» **Task requirements**
Skipping each picture, output the entries exactly as they stand below.

» **Supplied records**
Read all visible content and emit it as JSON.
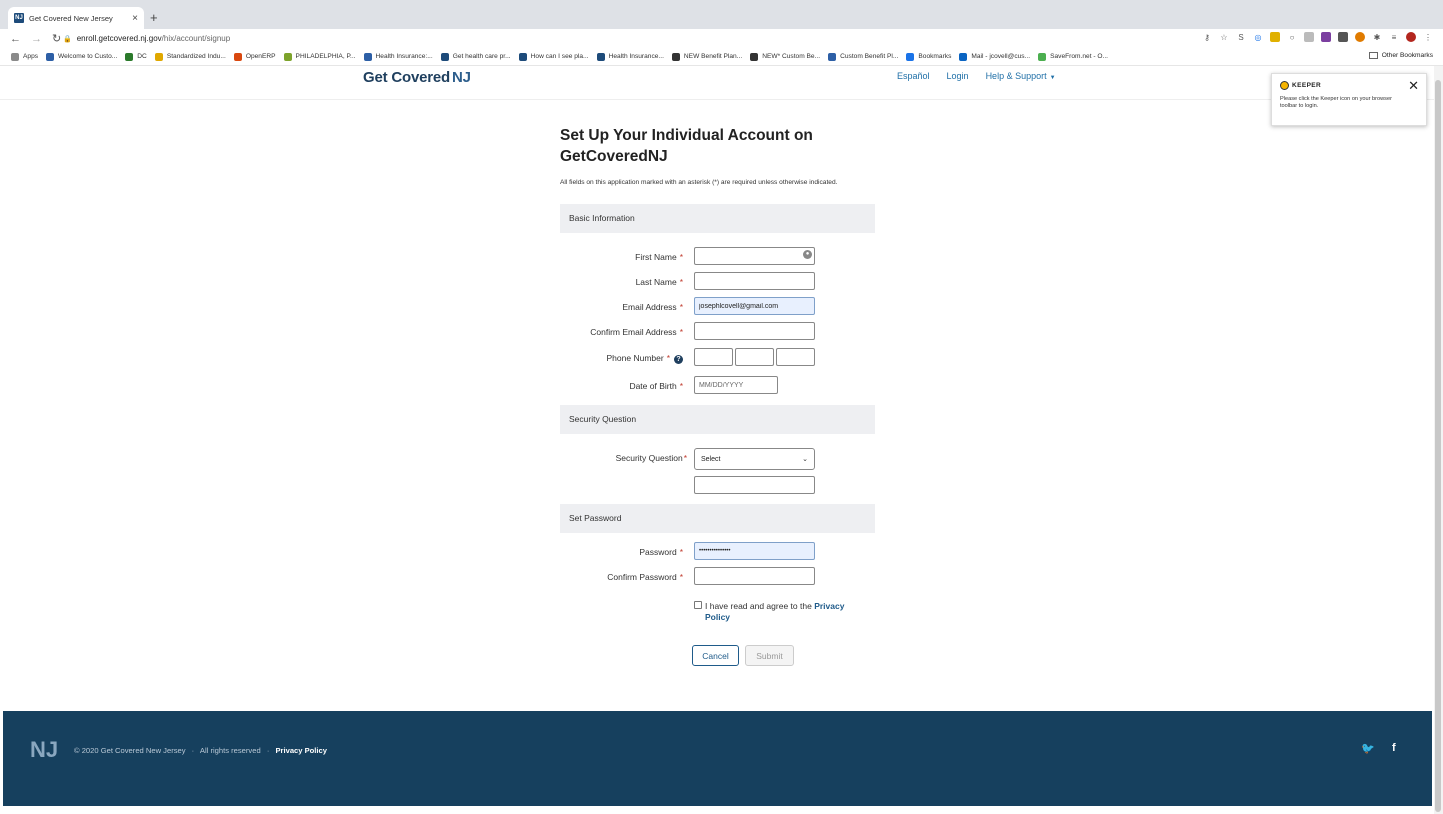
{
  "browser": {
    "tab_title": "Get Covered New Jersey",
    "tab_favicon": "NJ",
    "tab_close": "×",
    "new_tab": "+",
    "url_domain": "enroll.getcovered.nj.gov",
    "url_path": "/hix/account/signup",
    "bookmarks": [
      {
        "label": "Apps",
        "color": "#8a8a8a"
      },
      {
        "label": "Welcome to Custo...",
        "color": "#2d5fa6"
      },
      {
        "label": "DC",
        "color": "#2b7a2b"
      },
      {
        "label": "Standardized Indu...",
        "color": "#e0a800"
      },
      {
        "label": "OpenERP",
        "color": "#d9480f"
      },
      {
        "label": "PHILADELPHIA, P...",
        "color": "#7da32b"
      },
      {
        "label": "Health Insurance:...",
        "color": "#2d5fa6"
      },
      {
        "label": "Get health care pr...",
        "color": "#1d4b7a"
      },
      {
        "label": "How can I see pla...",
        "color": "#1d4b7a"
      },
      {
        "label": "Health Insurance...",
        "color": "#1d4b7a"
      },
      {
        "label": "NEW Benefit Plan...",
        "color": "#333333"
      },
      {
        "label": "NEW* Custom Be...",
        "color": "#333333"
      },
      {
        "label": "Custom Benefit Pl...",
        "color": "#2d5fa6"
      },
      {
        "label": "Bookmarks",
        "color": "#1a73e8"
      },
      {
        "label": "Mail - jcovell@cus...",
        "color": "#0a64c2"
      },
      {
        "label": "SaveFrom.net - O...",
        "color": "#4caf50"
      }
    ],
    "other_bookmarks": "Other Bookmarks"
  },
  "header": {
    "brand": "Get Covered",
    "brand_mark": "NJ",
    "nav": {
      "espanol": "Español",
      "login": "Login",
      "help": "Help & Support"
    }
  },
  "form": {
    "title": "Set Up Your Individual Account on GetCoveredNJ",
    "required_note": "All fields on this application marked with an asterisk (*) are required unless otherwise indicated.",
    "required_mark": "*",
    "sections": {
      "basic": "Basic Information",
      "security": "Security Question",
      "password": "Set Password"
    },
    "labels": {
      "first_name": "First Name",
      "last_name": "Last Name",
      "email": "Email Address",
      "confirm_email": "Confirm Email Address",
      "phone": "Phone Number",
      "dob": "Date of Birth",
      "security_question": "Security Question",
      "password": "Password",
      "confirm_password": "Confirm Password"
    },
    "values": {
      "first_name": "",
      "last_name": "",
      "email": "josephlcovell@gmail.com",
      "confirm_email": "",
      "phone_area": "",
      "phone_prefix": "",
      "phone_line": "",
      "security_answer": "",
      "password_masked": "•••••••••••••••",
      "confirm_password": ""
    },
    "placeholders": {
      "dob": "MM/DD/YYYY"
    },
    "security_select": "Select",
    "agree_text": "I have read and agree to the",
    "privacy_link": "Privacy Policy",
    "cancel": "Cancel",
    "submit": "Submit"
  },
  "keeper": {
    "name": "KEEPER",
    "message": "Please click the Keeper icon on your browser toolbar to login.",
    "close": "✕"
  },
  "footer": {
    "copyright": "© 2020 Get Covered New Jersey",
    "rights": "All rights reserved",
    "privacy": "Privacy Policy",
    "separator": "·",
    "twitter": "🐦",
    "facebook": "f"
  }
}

» **Your response**
Read all visible content and emit it as JSON.
{
  "browser": {
    "tab_title": "Get Covered New Jersey",
    "tab_favicon": "NJ",
    "tab_close": "×",
    "new_tab": "+",
    "url_domain": "enroll.getcovered.nj.gov",
    "url_path": "/hix/account/signup",
    "bookmarks": [
      {
        "label": "Apps",
        "color": "#8a8a8a"
      },
      {
        "label": "Welcome to Custo...",
        "color": "#2d5fa6"
      },
      {
        "label": "DC",
        "color": "#2b7a2b"
      },
      {
        "label": "Standardized Indu...",
        "color": "#e0a800"
      },
      {
        "label": "OpenERP",
        "color": "#d9480f"
      },
      {
        "label": "PHILADELPHIA, P...",
        "color": "#7da32b"
      },
      {
        "label": "Health Insurance:...",
        "color": "#2d5fa6"
      },
      {
        "label": "Get health care pr...",
        "color": "#1d4b7a"
      },
      {
        "label": "How can I see pla...",
        "color": "#1d4b7a"
      },
      {
        "label": "Health Insurance...",
        "color": "#1d4b7a"
      },
      {
        "label": "NEW Benefit Plan...",
        "color": "#333333"
      },
      {
        "label": "NEW* Custom Be...",
        "color": "#333333"
      },
      {
        "label": "Custom Benefit Pl...",
        "color": "#2d5fa6"
      },
      {
        "label": "Bookmarks",
        "color": "#1a73e8"
      },
      {
        "label": "Mail - jcovell@cus...",
        "color": "#0a64c2"
      },
      {
        "label": "SaveFrom.net - O...",
        "color": "#4caf50"
      }
    ],
    "other_bookmarks": "Other Bookmarks"
  },
  "header": {
    "brand": "Get Covered",
    "brand_mark": "NJ",
    "nav": {
      "espanol": "Español",
      "login": "Login",
      "help": "Help & Support"
    }
  },
  "form": {
    "title": "Set Up Your Individual Account on GetCoveredNJ",
    "required_note": "All fields on this application marked with an asterisk (*) are required unless otherwise indicated.",
    "required_mark": "*",
    "sections": {
      "basic": "Basic Information",
      "security": "Security Question",
      "password": "Set Password"
    },
    "labels": {
      "first_name": "First Name",
      "last_name": "Last Name",
      "email": "Email Address",
      "confirm_email": "Confirm Email Address",
      "phone": "Phone Number",
      "dob": "Date of Birth",
      "security_question": "Security Question",
      "password": "Password",
      "confirm_password": "Confirm Password"
    },
    "values": {
      "first_name": "",
      "last_name": "",
      "email": "josephlcovell@gmail.com",
      "confirm_email": "",
      "phone_area": "",
      "phone_prefix": "",
      "phone_line": "",
      "security_answer": "",
      "password_masked": "•••••••••••••••",
      "confirm_password": ""
    },
    "placeholders": {
      "dob": "MM/DD/YYYY"
    },
    "security_select": "Select",
    "agree_text": "I have read and agree to the",
    "privacy_link": "Privacy Policy",
    "cancel": "Cancel",
    "submit": "Submit"
  },
  "keeper": {
    "name": "KEEPER",
    "message": "Please click the Keeper icon on your browser toolbar to login.",
    "close": "✕"
  },
  "footer": {
    "copyright": "© 2020 Get Covered New Jersey",
    "rights": "All rights reserved",
    "privacy": "Privacy Policy",
    "separator": "·",
    "twitter": "🐦",
    "facebook": "f"
  }
}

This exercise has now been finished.